### THE TASK:
Retype the data exactly, skipping any picture in it.

### RECORDS FOR THE EXERCISE:
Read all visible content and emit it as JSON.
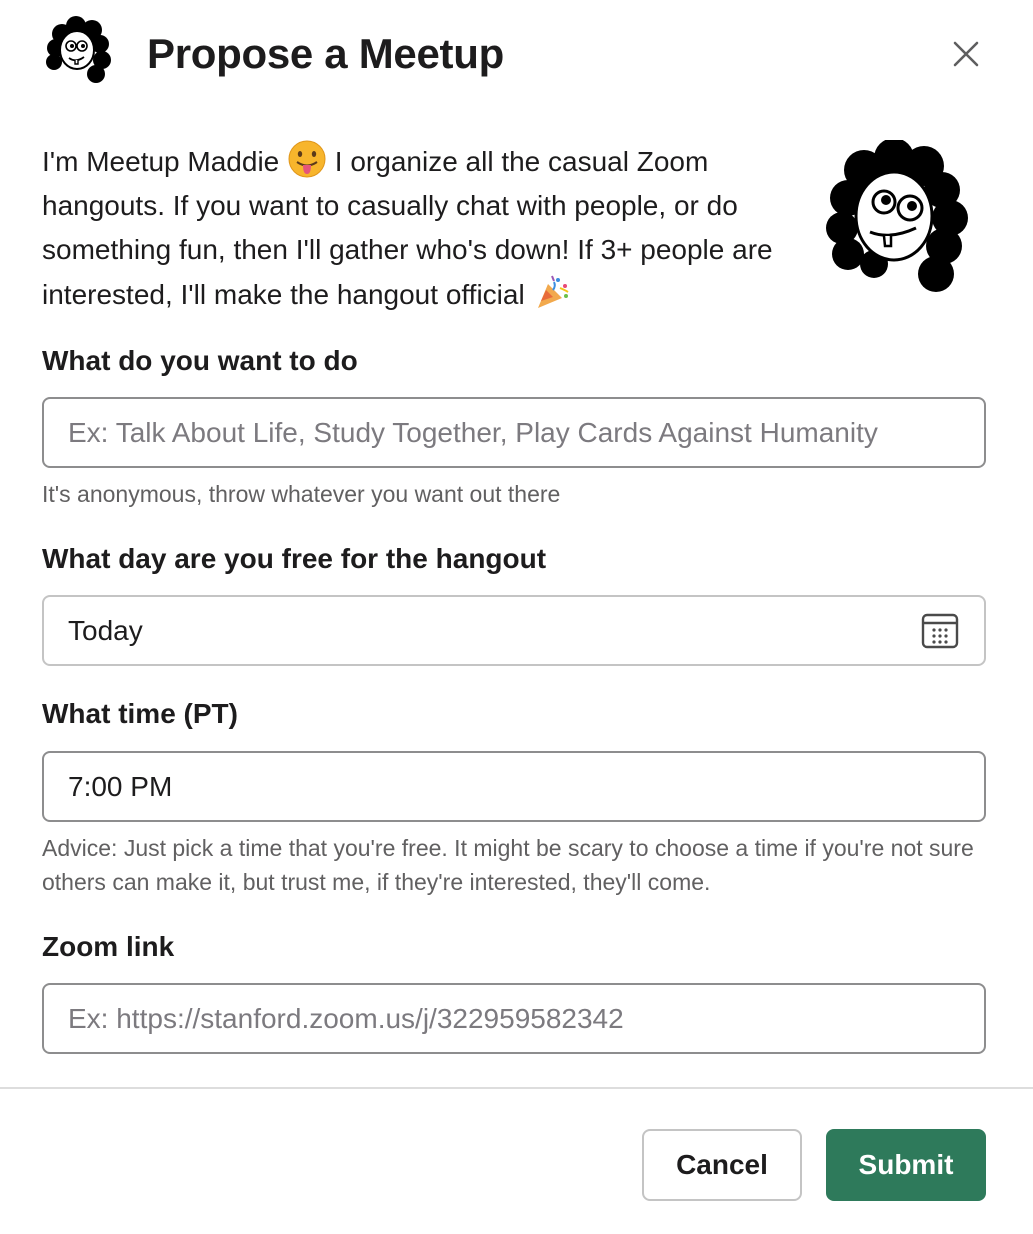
{
  "header": {
    "title": "Propose a Meetup",
    "avatar_icon": "maddie-avatar-icon",
    "close_icon": "close-icon"
  },
  "intro": {
    "part1": "I'm Meetup Maddie",
    "emoji1": "tongue-out-emoji",
    "part2": "I organize all the casual Zoom hangouts. If you want to casually chat with people, or do something fun, then I'll gather who's down! If 3+ people are interested, I'll make the hangout official",
    "emoji2": "party-popper-emoji"
  },
  "form": {
    "activity": {
      "label": "What do you want to do",
      "placeholder": "Ex: Talk About Life, Study Together, Play Cards Against Humanity",
      "value": "",
      "hint": "It's anonymous, throw whatever you want out there"
    },
    "day": {
      "label": "What day are you free for the hangout",
      "value": "Today",
      "icon": "calendar-icon"
    },
    "time": {
      "label": "What time (PT)",
      "value": "7:00 PM",
      "hint": "Advice: Just pick a time that you're free. It might be scary to choose a time if you're not sure others can make it, but trust me, if they're interested, they'll come."
    },
    "zoom": {
      "label": "Zoom link",
      "placeholder": "Ex: https://stanford.zoom.us/j/322959582342",
      "value": ""
    }
  },
  "footer": {
    "cancel_label": "Cancel",
    "submit_label": "Submit"
  },
  "colors": {
    "submit_bg": "#2e7a5b",
    "border": "#8d8d8e",
    "hint_text": "#616061"
  }
}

### RESPONSE BELOW:
Read all visible content and emit it as JSON.
{
  "header": {
    "title": "Propose a Meetup",
    "avatar_icon": "maddie-avatar-icon",
    "close_icon": "close-icon"
  },
  "intro": {
    "part1": "I'm Meetup Maddie",
    "emoji1": "tongue-out-emoji",
    "part2": "I organize all the casual Zoom hangouts. If you want to casually chat with people, or do something fun, then I'll gather who's down! If 3+ people are interested, I'll make the hangout official",
    "emoji2": "party-popper-emoji"
  },
  "form": {
    "activity": {
      "label": "What do you want to do",
      "placeholder": "Ex: Talk About Life, Study Together, Play Cards Against Humanity",
      "value": "",
      "hint": "It's anonymous, throw whatever you want out there"
    },
    "day": {
      "label": "What day are you free for the hangout",
      "value": "Today",
      "icon": "calendar-icon"
    },
    "time": {
      "label": "What time (PT)",
      "value": "7:00 PM",
      "hint": "Advice: Just pick a time that you're free. It might be scary to choose a time if you're not sure others can make it, but trust me, if they're interested, they'll come."
    },
    "zoom": {
      "label": "Zoom link",
      "placeholder": "Ex: https://stanford.zoom.us/j/322959582342",
      "value": ""
    }
  },
  "footer": {
    "cancel_label": "Cancel",
    "submit_label": "Submit"
  },
  "colors": {
    "submit_bg": "#2e7a5b",
    "border": "#8d8d8e",
    "hint_text": "#616061"
  }
}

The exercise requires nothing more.